However, although the last movement of Karajan's 1944 B8 recording is amazingly in stereo on tapes, the recording technology has advanced fundamentally from 1944 to the late 1980s, and as such the sound quality cannot be compared on a fair basis. This is more true for the case of Jochum and Böhm, whose first recordings were on 78s with a much inferior sound quality. Not so for Haitink. From his first in 1969 to his lastest in 2005, notwithstanding the fact that we have witnessed a significant change from analogue to digital technologies (some would even say a step backwards), the sound quality does not differ to a very significant degree, particularly for a non-hi-fi buff like me.

Haitink first recorded B8 at the age of 40, in 1969. He adopted a brisk tempo, much more so than his later re-makes, and the whole symphony lasts more than 10 minutes shorter than his later ones. This sort of tempo is reminiscent of van Beinum. The flow of music is smooth and the analogue sound is warm.

When he recorded B8 again in 1981, his vision of B8 had changed a lot, particularly in the tempo he adopted. The basic attributes of Haitink are still very much evident there: musical flow is always natural and smooth and not mannered, the different climaxes in a movement are "terraced" with peaks getting higher and higher, the deft treatment of transitions, and a non-threatening overall atmosphere, almost to the point of being cosy. But this B8 is much more than just a broader tempo. It is played with conviction, and the music is filled with emotions and pathos, which are expressed especially by the woodwinds.

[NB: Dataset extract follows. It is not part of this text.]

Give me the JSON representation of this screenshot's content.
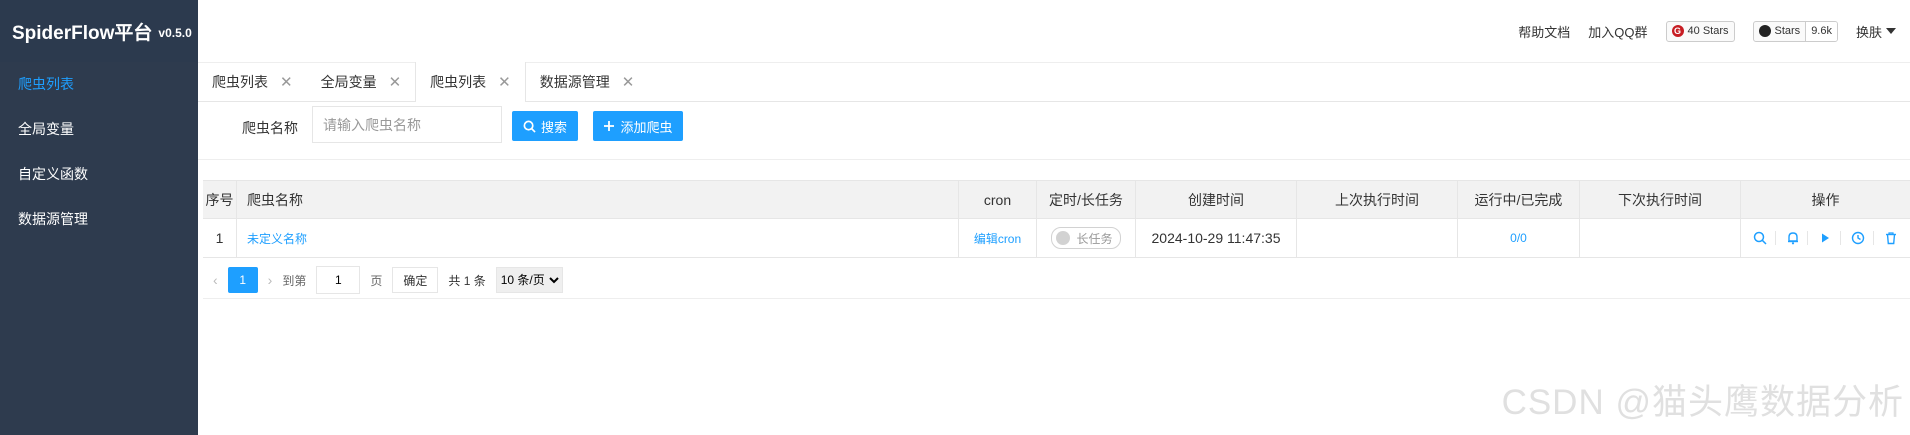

The VPO recording in 1995 is undermined by a slightly distant sound picture. The strings are not as convincing as for Karajan's or Giulini's recordings with this same orchestra. The sound is somewhat muddled at times. The pauses are longer. Infused with a sense of emotional detachment, this reading conveys 80+ minutes of beautiful but bland music.

The 2002 live recording with the Staatskapelle Dresden is the latest one issued. It was released later than the 2005 RCO live recording. When the music begins, you are immediately bathed in glorious sound in a gorgeous acoustic. The strings, woodwinds and brass are simply spellbinding. The playing makes this Bruckner Eighth almost aristocratic, with traces of sadness and anger palpable beneath the surface. My attention is drawn not so much to the death clock at the end of the first movement than to the woodwinds just before that. It is the last cry of life before the eventual death. In every one of these 5 recordings, this coda is never haunting, and it is as if Haitink has ensured a dignified death, which is all the more moving.

The 2005 RCO recording is issued in the SACD/CD hybrid format, and the sound is justifiably excellent. Here Haitink's vision has once again changed, to a mellower vintage interpretation. The whole symphony has a sense of grace which I'm afraid no other conductors would match in this aspect. It is like a wise old man retelling his life story with tranquility and grace. This may not be to everyone's liking, but after experiencing many overtly emotional or even hysterical B8s, I have found Haitink's reading a haven of repose. It also shows that Bruckner's symphonies can stand not only the test of time, but also the trials and tribulations of different human emotions however hidden in the recesses of the mind.